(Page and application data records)
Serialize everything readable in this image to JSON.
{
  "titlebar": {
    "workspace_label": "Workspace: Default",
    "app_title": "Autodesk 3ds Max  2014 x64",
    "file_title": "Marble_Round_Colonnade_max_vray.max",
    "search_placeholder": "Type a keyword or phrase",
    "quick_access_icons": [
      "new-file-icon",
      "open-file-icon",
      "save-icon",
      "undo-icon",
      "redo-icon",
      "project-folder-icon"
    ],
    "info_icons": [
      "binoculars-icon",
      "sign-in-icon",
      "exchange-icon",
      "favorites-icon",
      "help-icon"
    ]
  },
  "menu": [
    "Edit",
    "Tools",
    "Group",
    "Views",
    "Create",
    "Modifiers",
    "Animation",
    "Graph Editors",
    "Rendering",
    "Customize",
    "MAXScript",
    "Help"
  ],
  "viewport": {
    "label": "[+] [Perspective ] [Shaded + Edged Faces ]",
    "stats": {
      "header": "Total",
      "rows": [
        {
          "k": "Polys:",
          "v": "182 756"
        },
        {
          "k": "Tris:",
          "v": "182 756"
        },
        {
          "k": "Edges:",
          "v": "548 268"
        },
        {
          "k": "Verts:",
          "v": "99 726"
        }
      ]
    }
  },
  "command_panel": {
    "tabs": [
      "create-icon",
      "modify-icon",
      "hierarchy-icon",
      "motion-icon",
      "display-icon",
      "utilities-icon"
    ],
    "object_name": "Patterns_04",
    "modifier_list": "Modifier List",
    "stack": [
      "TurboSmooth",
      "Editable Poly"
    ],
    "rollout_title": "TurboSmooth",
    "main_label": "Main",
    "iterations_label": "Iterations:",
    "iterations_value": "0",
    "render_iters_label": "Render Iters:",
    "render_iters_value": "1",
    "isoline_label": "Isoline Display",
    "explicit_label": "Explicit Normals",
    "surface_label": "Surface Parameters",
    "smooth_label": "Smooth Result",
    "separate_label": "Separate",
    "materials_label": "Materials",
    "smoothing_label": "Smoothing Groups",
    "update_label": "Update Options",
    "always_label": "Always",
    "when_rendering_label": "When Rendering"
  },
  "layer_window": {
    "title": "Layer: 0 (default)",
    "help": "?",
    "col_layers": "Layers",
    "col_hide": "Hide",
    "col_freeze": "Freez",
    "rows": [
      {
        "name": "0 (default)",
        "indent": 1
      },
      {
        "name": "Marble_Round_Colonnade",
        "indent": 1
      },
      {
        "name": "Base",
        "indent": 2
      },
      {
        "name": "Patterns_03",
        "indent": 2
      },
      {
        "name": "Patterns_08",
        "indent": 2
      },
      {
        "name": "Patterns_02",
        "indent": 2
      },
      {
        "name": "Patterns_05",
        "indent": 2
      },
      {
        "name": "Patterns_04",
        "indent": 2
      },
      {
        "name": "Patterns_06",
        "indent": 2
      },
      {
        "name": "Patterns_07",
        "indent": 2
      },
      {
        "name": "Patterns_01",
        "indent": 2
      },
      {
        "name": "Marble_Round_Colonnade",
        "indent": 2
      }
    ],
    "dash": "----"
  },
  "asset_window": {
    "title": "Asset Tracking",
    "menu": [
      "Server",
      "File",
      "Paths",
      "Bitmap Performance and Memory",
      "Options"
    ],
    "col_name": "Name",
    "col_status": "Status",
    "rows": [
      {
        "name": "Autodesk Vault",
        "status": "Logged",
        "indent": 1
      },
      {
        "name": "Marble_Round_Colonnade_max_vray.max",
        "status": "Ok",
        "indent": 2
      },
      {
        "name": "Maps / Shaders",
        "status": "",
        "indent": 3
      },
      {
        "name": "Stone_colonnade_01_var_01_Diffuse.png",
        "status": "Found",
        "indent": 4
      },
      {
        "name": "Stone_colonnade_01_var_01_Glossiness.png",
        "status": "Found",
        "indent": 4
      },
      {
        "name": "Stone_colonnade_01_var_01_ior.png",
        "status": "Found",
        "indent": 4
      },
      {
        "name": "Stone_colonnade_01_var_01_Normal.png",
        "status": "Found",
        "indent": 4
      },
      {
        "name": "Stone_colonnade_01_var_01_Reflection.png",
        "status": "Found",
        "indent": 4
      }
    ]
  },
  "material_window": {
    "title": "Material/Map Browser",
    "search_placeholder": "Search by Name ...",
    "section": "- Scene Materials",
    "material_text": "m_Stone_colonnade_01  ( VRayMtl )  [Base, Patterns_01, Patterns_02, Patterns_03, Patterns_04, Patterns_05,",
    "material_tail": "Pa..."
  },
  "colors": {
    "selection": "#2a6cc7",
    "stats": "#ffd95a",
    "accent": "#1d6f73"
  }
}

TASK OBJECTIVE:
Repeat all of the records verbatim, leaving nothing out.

RESPONSE BOX:
Serialize everything readable in this image to JSON.
{
  "titlebar": {
    "workspace_label": "Workspace: Default",
    "app_title": "Autodesk 3ds Max  2014 x64",
    "file_title": "Marble_Round_Colonnade_max_vray.max",
    "search_placeholder": "Type a keyword or phrase",
    "quick_access_icons": [
      "new-file-icon",
      "open-file-icon",
      "save-icon",
      "undo-icon",
      "redo-icon",
      "project-folder-icon"
    ],
    "info_icons": [
      "binoculars-icon",
      "sign-in-icon",
      "exchange-icon",
      "favorites-icon",
      "help-icon"
    ]
  },
  "menu": [
    "Edit",
    "Tools",
    "Group",
    "Views",
    "Create",
    "Modifiers",
    "Animation",
    "Graph Editors",
    "Rendering",
    "Customize",
    "MAXScript",
    "Help"
  ],
  "viewport": {
    "label": "[+] [Perspective ] [Shaded + Edged Faces ]",
    "stats": {
      "header": "Total",
      "rows": [
        {
          "k": "Polys:",
          "v": "182 756"
        },
        {
          "k": "Tris:",
          "v": "182 756"
        },
        {
          "k": "Edges:",
          "v": "548 268"
        },
        {
          "k": "Verts:",
          "v": "99 726"
        }
      ]
    }
  },
  "command_panel": {
    "tabs": [
      "create-icon",
      "modify-icon",
      "hierarchy-icon",
      "motion-icon",
      "display-icon",
      "utilities-icon"
    ],
    "object_name": "Patterns_04",
    "modifier_list": "Modifier List",
    "stack": [
      "TurboSmooth",
      "Editable Poly"
    ],
    "rollout_title": "TurboSmooth",
    "main_label": "Main",
    "iterations_label": "Iterations:",
    "iterations_value": "0",
    "render_iters_label": "Render Iters:",
    "render_iters_value": "1",
    "isoline_label": "Isoline Display",
    "explicit_label": "Explicit Normals",
    "surface_label": "Surface Parameters",
    "smooth_label": "Smooth Result",
    "separate_label": "Separate",
    "materials_label": "Materials",
    "smoothing_label": "Smoothing Groups",
    "update_label": "Update Options",
    "always_label": "Always",
    "when_rendering_label": "When Rendering"
  },
  "layer_window": {
    "title": "Layer: 0 (default)",
    "help": "?",
    "col_layers": "Layers",
    "col_hide": "Hide",
    "col_freeze": "Freez",
    "rows": [
      {
        "name": "0 (default)",
        "indent": 1
      },
      {
        "name": "Marble_Round_Colonnade",
        "indent": 1
      },
      {
        "name": "Base",
        "indent": 2
      },
      {
        "name": "Patterns_03",
        "indent": 2
      },
      {
        "name": "Patterns_08",
        "indent": 2
      },
      {
        "name": "Patterns_02",
        "indent": 2
      },
      {
        "name": "Patterns_05",
        "indent": 2
      },
      {
        "name": "Patterns_04",
        "indent": 2
      },
      {
        "name": "Patterns_06",
        "indent": 2
      },
      {
        "name": "Patterns_07",
        "indent": 2
      },
      {
        "name": "Patterns_01",
        "indent": 2
      },
      {
        "name": "Marble_Round_Colonnade",
        "indent": 2
      }
    ],
    "dash": "----"
  },
  "asset_window": {
    "title": "Asset Tracking",
    "menu": [
      "Server",
      "File",
      "Paths",
      "Bitmap Performance and Memory",
      "Options"
    ],
    "col_name": "Name",
    "col_status": "Status",
    "rows": [
      {
        "name": "Autodesk Vault",
        "status": "Logged",
        "indent": 1
      },
      {
        "name": "Marble_Round_Colonnade_max_vray.max",
        "status": "Ok",
        "indent": 2
      },
      {
        "name": "Maps / Shaders",
        "status": "",
        "indent": 3
      },
      {
        "name": "Stone_colonnade_01_var_01_Diffuse.png",
        "status": "Found",
        "indent": 4
      },
      {
        "name": "Stone_colonnade_01_var_01_Glossiness.png",
        "status": "Found",
        "indent": 4
      },
      {
        "name": "Stone_colonnade_01_var_01_ior.png",
        "status": "Found",
        "indent": 4
      },
      {
        "name": "Stone_colonnade_01_var_01_Normal.png",
        "status": "Found",
        "indent": 4
      },
      {
        "name": "Stone_colonnade_01_var_01_Reflection.png",
        "status": "Found",
        "indent": 4
      }
    ]
  },
  "material_window": {
    "title": "Material/Map Browser",
    "search_placeholder": "Search by Name ...",
    "section": "- Scene Materials",
    "material_text": "m_Stone_colonnade_01  ( VRayMtl )  [Base, Patterns_01, Patterns_02, Patterns_03, Patterns_04, Patterns_05,",
    "material_tail": "Pa..."
  },
  "colors": {
    "selection": "#2a6cc7",
    "stats": "#ffd95a",
    "accent": "#1d6f73"
  }
}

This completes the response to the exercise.